"No person, though the use of any electronic method of remotely transferring information, including but not limited to. any computer network, computer program, or computer system, shall post a message with purpose to urge or incite another to commit a violation of . . .this section.

"Whoever violates this section is guilty of menacing by stalking."

Up until now, most cases have grown out of domestic disputes. However, there have been suggestions it could be invoked to prosecute people who harass celebrities and political figures. Larry King's reaction to the blog post is unknown. He couldn't be reached for comment.

For the record, in addition to the headline with the target on King's head, the blogger wrote:

"As many of you know I'm moving to NYC this month, and I'll tell you I'm scared...if I run into Larry King in a dark alley I fear I will pummel him until his heart stops beating. He's so busy loving himself and his 50 years of intriguing interviews, that he seems completely oblivious to what's happening on his show. The man should really be put to sleep."


  1. From Bob at the comments there:


    I went a tad overboard with the title/image. Honestly, my beef if not with Howard the Duck (Larry King).

    For the record, I would not really pummel him.


    Then a title/image change would seem appropriate. After all, not everyone scrolls down to the umpteenth comment.

  2. Greetings,
    This is Robert from The Chief Source (author of the post in question).

    I've posted a reply to this piece at our site ( if anyone's interested.

  3. Bellweather:

    I have been reading and blogging on the Chiefsouce for a few years.

    You should know that the author of the Larry King post did not literally mean that as it was taken by this blog.

  4. Junk like that are a big problem on the internet. I think the relative anonymity leads to a false sense of bravado. I see people frequently posting stuff on the internet that there is no way they would say face to face. We'd all be better off thinking "What would Mom think of this?" before posting.

    Having said that, it is somewhat amusing to see someone from the other side of the political spectrum upset with CNN. :-)

  5. Robert of Chief Source --

    I guess the humor went right over my head because I didn't think it was funny to say someone should die, or be executed, or targeted with a bullseye on their face because they disagreed or had issues with Michael Moore. Maybe you could call them ill-informed, or reactionary. But to say they should die? That is Imusism -- a word I think I just coined -- that means a statement intended to inflame but not really meant to be offensive.

    Who else do you think should die? Lieberman? Cheney? John Kerry? The head of the Cleveland Clinic? The President? The Pope? Is your standard anyone you disagree with you can say that they should die or be put to death -- but that, hey, can't you see I'm just kidding . . .
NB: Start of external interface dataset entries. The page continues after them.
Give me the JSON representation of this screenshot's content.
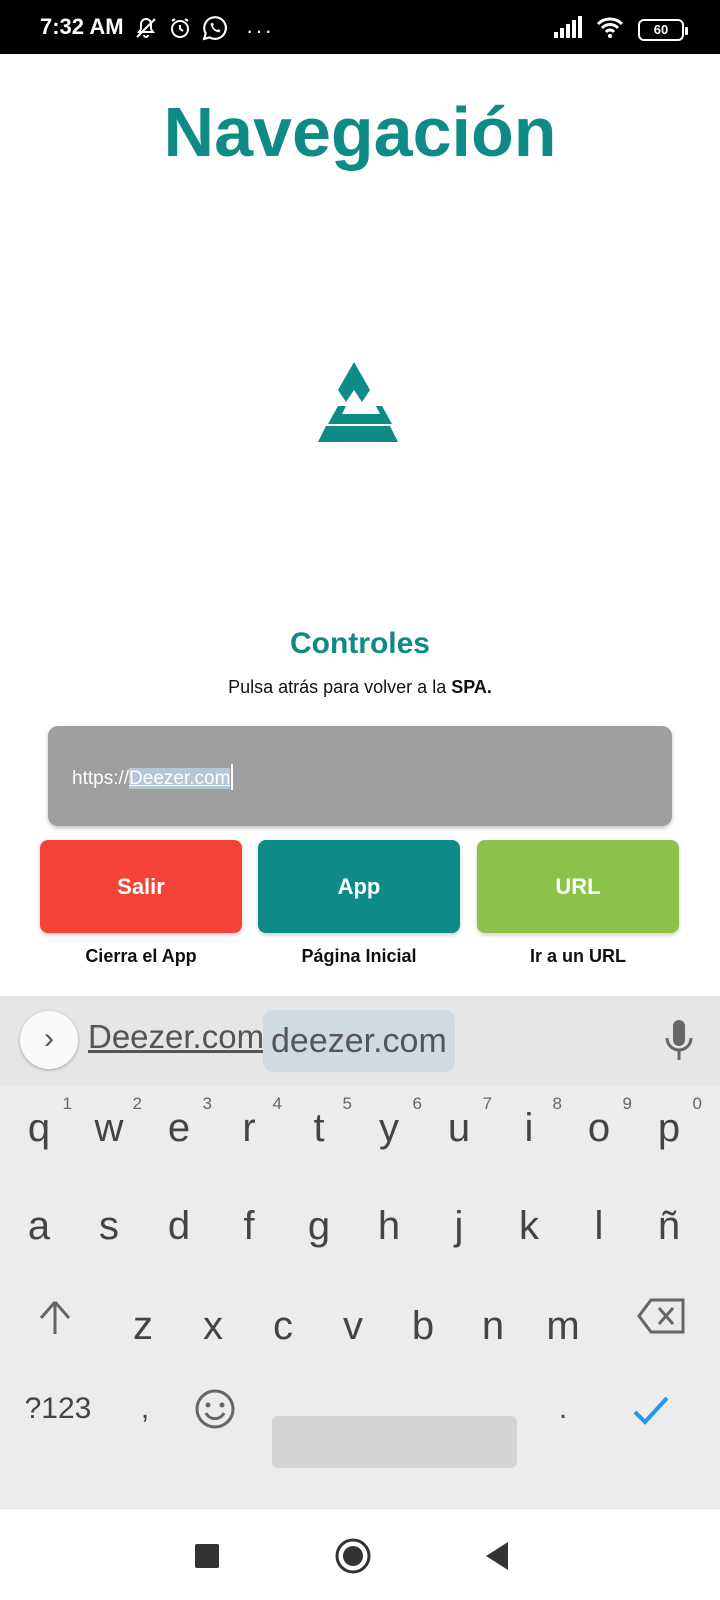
{
  "status_bar": {
    "time": "7:32 AM",
    "battery": "60",
    "icons_left": [
      "mute-bell-icon",
      "alarm-icon",
      "whatsapp-icon",
      "more-dots-icon"
    ],
    "icons_right": [
      "signal-icon",
      "wifi-icon",
      "battery-icon"
    ],
    "more": "···"
  },
  "page": {
    "title": "Navegación",
    "section_title": "Controles",
    "hint_prefix": "Pulsa atrás para volver a la ",
    "hint_bold": "SPA.",
    "colors": {
      "brand": "#0e8b87",
      "danger": "#f44336",
      "success": "#8bc34a",
      "field": "#9e9e9e"
    }
  },
  "url_input": {
    "prefix": "https://",
    "selected": "Deezer.com"
  },
  "buttons": [
    {
      "label": "Salir",
      "caption": "Cierra el App"
    },
    {
      "label": "App",
      "caption": "Página Inicial"
    },
    {
      "label": "URL",
      "caption": "Ir a un URL"
    }
  ],
  "keyboard": {
    "suggestions": [
      "Deezer.com",
      "deezer.com"
    ],
    "row1": [
      {
        "k": "q",
        "n": "1"
      },
      {
        "k": "w",
        "n": "2"
      },
      {
        "k": "e",
        "n": "3"
      },
      {
        "k": "r",
        "n": "4"
      },
      {
        "k": "t",
        "n": "5"
      },
      {
        "k": "y",
        "n": "6"
      },
      {
        "k": "u",
        "n": "7"
      },
      {
        "k": "i",
        "n": "8"
      },
      {
        "k": "o",
        "n": "9"
      },
      {
        "k": "p",
        "n": "0"
      }
    ],
    "row2": [
      "a",
      "s",
      "d",
      "f",
      "g",
      "h",
      "j",
      "k",
      "l",
      "ñ"
    ],
    "row3": [
      "z",
      "x",
      "c",
      "v",
      "b",
      "n",
      "m"
    ],
    "symbols_label": "?123",
    "comma": ",",
    "period": "."
  }
}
    Satire, I think, is more difficult.

    C'mon man. You blew it. Do you really want a bullseye target on Larry King, on anybody for that matter, because you disagree with with what they say. What if that target was on MLK Jr.'s head on a skinhead website? It would be racist at worse, stupid at best.

    Or should it be okay because, as you maintain, Mr. King of CNN is afflicted from something akin to Alzheimers disease? If someone is disabled mentally, we should have sympathy and compassion, and realize what they are saying is unconnected from reality. Should we really joke that it is o.k to advocate for the extermination of the addled?
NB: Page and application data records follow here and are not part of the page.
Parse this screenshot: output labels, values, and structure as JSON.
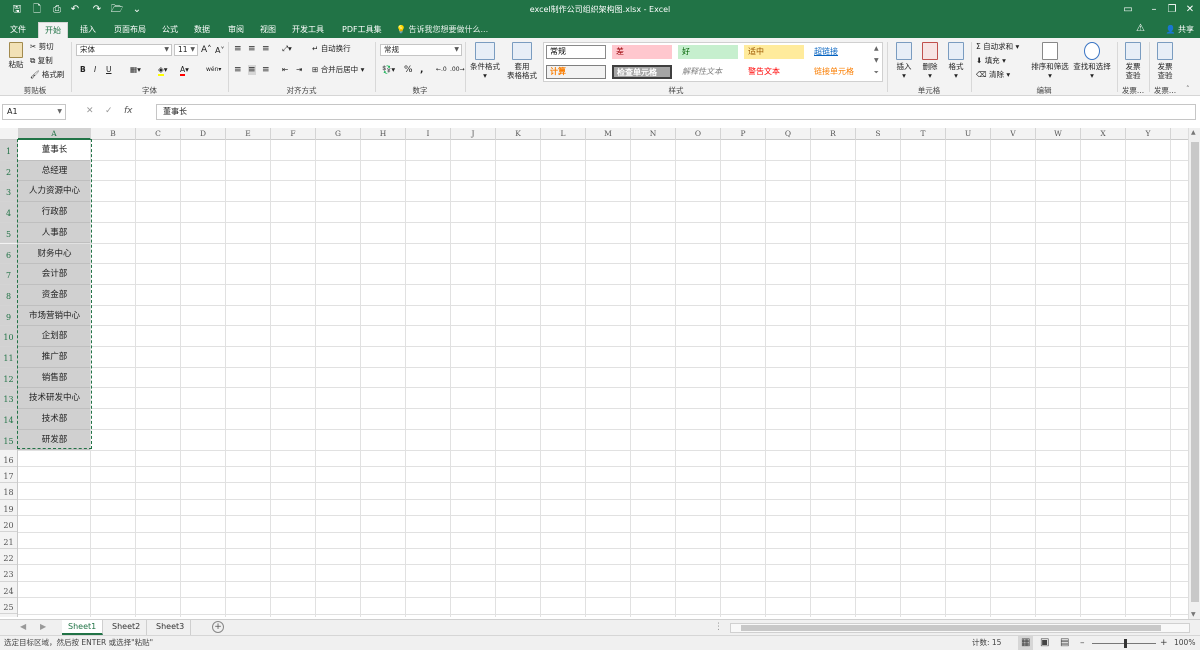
{
  "window": {
    "title": "excel制作公司组织架构图.xlsx - Excel"
  },
  "tabs": [
    "文件",
    "开始",
    "插入",
    "页面布局",
    "公式",
    "数据",
    "审阅",
    "视图",
    "开发工具",
    "PDF工具集"
  ],
  "active_tab": "开始",
  "tell_me": "告诉我您想要做什么...",
  "share_label": "共享",
  "ribbon": {
    "clipboard": {
      "paste": "粘贴",
      "cut": "剪切",
      "copy": "复制",
      "format_painter": "格式刷",
      "label": "剪贴板"
    },
    "font": {
      "name": "宋体",
      "size": "11",
      "label": "字体",
      "bold": "B",
      "italic": "I",
      "underline": "U",
      "grow": "A",
      "shrink": "A",
      "font_color": "A",
      "wen": "wén"
    },
    "alignment": {
      "wrap": "自动换行",
      "merge": "合并后居中",
      "label": "对齐方式"
    },
    "number": {
      "format": "常规",
      "label": "数字",
      "percent": "%",
      "comma": ","
    },
    "styles": {
      "conditional": "条件格式",
      "table": "套用\n表格格式",
      "label": "样式",
      "cells": [
        {
          "text": "常规",
          "bg": "#ffffff",
          "color": "#000000",
          "border": "#8a8a8a"
        },
        {
          "text": "差",
          "bg": "#ffc7ce",
          "color": "#9c0006",
          "border": "transparent"
        },
        {
          "text": "好",
          "bg": "#c6efce",
          "color": "#006100",
          "border": "transparent"
        },
        {
          "text": "适中",
          "bg": "#ffeb9c",
          "color": "#9c5700",
          "border": "transparent"
        },
        {
          "text": "超链接",
          "bg": "transparent",
          "color": "#0563c1",
          "border": "transparent"
        },
        {
          "text": "计算",
          "bg": "#f2f2f2",
          "color": "#fa7d00",
          "border": "#7f7f7f"
        },
        {
          "text": "检查单元格",
          "bg": "#a5a5a5",
          "color": "#ffffff",
          "border": "#3f3f3f"
        },
        {
          "text": "解释性文本",
          "bg": "transparent",
          "color": "#7f7f7f",
          "border": "transparent"
        },
        {
          "text": "警告文本",
          "bg": "transparent",
          "color": "#ff0000",
          "border": "transparent"
        },
        {
          "text": "链接单元格",
          "bg": "transparent",
          "color": "#fa7d00",
          "border": "transparent"
        }
      ]
    },
    "cells": {
      "insert": "插入",
      "delete": "删除",
      "format": "格式",
      "label": "单元格"
    },
    "editing": {
      "autosum": "自动求和",
      "fill": "填充",
      "clear": "清除",
      "sort": "排序和筛选",
      "find": "查找和选择",
      "label": "编辑"
    },
    "invoice1": {
      "text": "发票\n查验",
      "label": "发票..."
    },
    "invoice2": {
      "text": "发票\n查验",
      "label": "发票..."
    }
  },
  "formula_bar": {
    "name_box": "A1",
    "content": "董事长",
    "fx": "fx"
  },
  "columns": [
    "A",
    "B",
    "C",
    "D",
    "E",
    "F",
    "G",
    "H",
    "I",
    "J",
    "K",
    "L",
    "M",
    "N",
    "O",
    "P",
    "Q",
    "R",
    "S",
    "T",
    "U",
    "V",
    "W",
    "X",
    "Y"
  ],
  "rows": [
    "1",
    "2",
    "3",
    "4",
    "5",
    "6",
    "7",
    "8",
    "9",
    "10",
    "11",
    "12",
    "13",
    "14",
    "15",
    "16",
    "17",
    "18",
    "19",
    "20",
    "21",
    "22",
    "23",
    "24",
    "25"
  ],
  "column_a": [
    "董事长",
    "总经理",
    "人力资源中心",
    "行政部",
    "人事部",
    "财务中心",
    "会计部",
    "资金部",
    "市场营销中心",
    "企划部",
    "推广部",
    "销售部",
    "技术研发中心",
    "技术部",
    "研发部"
  ],
  "sheets": [
    "Sheet1",
    "Sheet2",
    "Sheet3"
  ],
  "active_sheet": "Sheet1",
  "status": {
    "message": "选定目标区域，然后按 ENTER 或选择\"粘贴\"",
    "count": "计数: 15",
    "zoom": "100%"
  },
  "colors": {
    "accent": "#217346",
    "selection_fill": "#d0d0d0"
  }
}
    Your criticism of King was exuberant, and perhaps deserved. Your way of expressing it was reprehensible. You should take down the post of the target on his head and apologize sincerely. And you should hope, and pray, that no one who is mentally unstable sees that and opens fire.
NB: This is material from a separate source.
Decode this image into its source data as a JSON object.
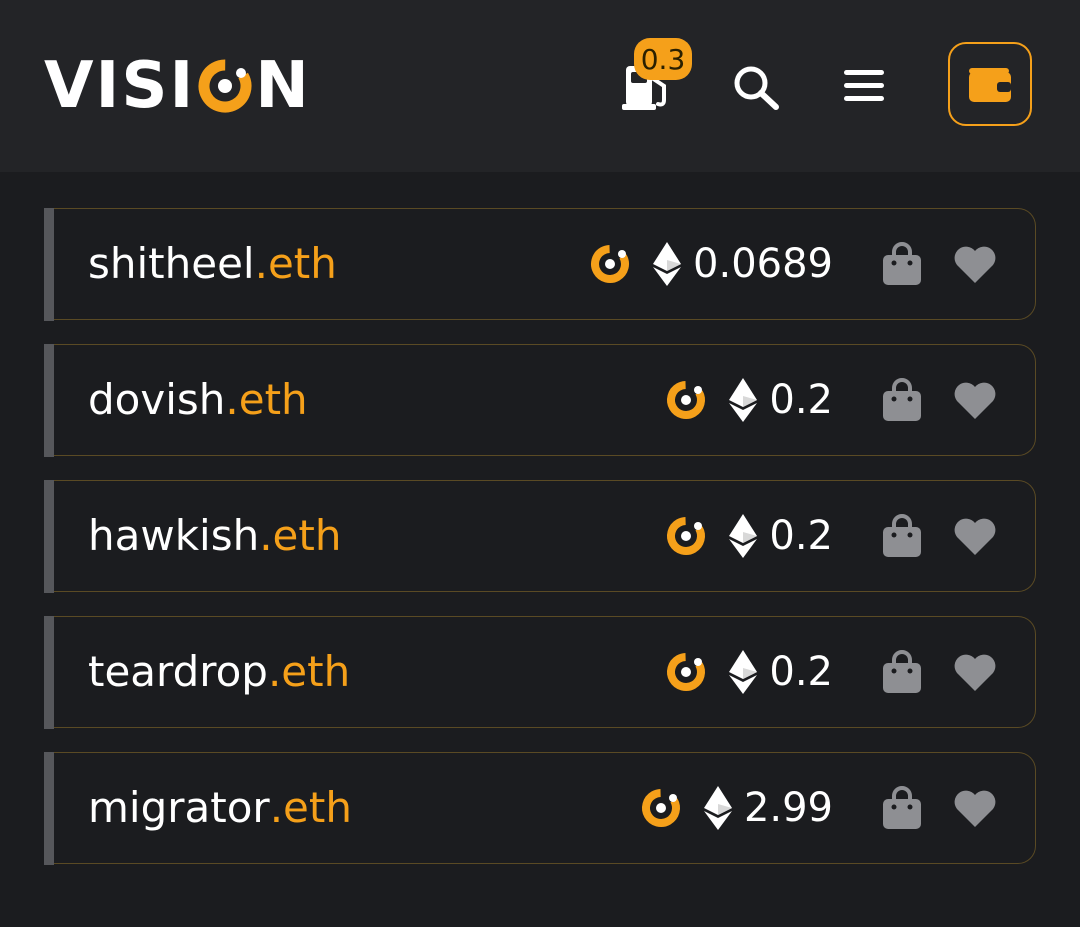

    After all, as they say, the road to hell is paved with good intentions.

  6. This is Robert from The Chief Source.
    I have posted a reply at our blog.
    I invite all Bellwether readers to check out our open forum.

  7. Again. This is Robert from The Chief Source. I have posted a rebuttal that I think might interest your readers (see the bottom of the comments section).